## Activity:
When responding, copy every record below exactly as it appears.

● ● ● ● ●

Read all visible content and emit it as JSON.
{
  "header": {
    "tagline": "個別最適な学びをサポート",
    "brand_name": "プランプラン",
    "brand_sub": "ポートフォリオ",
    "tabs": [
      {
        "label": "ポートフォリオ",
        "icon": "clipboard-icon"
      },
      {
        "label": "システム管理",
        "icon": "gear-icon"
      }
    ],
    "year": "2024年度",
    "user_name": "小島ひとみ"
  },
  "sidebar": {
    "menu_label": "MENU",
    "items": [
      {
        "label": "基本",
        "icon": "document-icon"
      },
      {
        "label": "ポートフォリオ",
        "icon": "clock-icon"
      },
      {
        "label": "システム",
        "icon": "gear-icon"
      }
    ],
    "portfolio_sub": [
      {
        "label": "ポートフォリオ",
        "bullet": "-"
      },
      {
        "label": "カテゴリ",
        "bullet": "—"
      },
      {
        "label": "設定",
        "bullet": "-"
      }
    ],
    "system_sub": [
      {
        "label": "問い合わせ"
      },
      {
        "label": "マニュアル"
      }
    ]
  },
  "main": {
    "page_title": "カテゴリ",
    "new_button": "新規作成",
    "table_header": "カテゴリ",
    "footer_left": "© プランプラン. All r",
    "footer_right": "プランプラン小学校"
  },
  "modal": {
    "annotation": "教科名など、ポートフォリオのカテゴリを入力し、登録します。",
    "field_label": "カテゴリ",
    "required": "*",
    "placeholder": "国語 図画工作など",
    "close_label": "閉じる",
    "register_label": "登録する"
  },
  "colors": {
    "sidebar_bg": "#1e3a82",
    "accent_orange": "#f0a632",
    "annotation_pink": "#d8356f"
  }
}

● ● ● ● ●

## Response to the exercise:
Read all visible content and emit it as JSON.
{
  "header": {
    "tagline": "個別最適な学びをサポート",
    "brand_name": "プランプラン",
    "brand_sub": "ポートフォリオ",
    "tabs": [
      {
        "label": "ポートフォリオ",
        "icon": "clipboard-icon"
      },
      {
        "label": "システム管理",
        "icon": "gear-icon"
      }
    ],
    "year": "2024年度",
    "user_name": "小島ひとみ"
  },
  "sidebar": {
    "menu_label": "MENU",
    "items": [
      {
        "label": "基本",
        "icon": "document-icon"
      },
      {
        "label": "ポートフォリオ",
        "icon": "clock-icon"
      },
      {
        "label": "システム",
        "icon": "gear-icon"
      }
    ],
    "portfolio_sub": [
      {
        "label": "ポートフォリオ",
        "bullet": "-"
      },
      {
        "label": "カテゴリ",
        "bullet": "—"
      },
      {
        "label": "設定",
        "bullet": "-"
      }
    ],
    "system_sub": [
      {
        "label": "問い合わせ"
      },
      {
        "label": "マニュアル"
      }
    ]
  },
  "main": {
    "page_title": "カテゴリ",
    "new_button": "新規作成",
    "table_header": "カテゴリ",
    "footer_left": "© プランプラン. All r",
    "footer_right": "プランプラン小学校"
  },
  "modal": {
    "annotation": "教科名など、ポートフォリオのカテゴリを入力し、登録します。",
    "field_label": "カテゴリ",
    "required": "*",
    "placeholder": "国語 図画工作など",
    "close_label": "閉じる",
    "register_label": "登録する"
  },
  "colors": {
    "sidebar_bg": "#1e3a82",
    "accent_orange": "#f0a632",
    "annotation_pink": "#d8356f"
  }
}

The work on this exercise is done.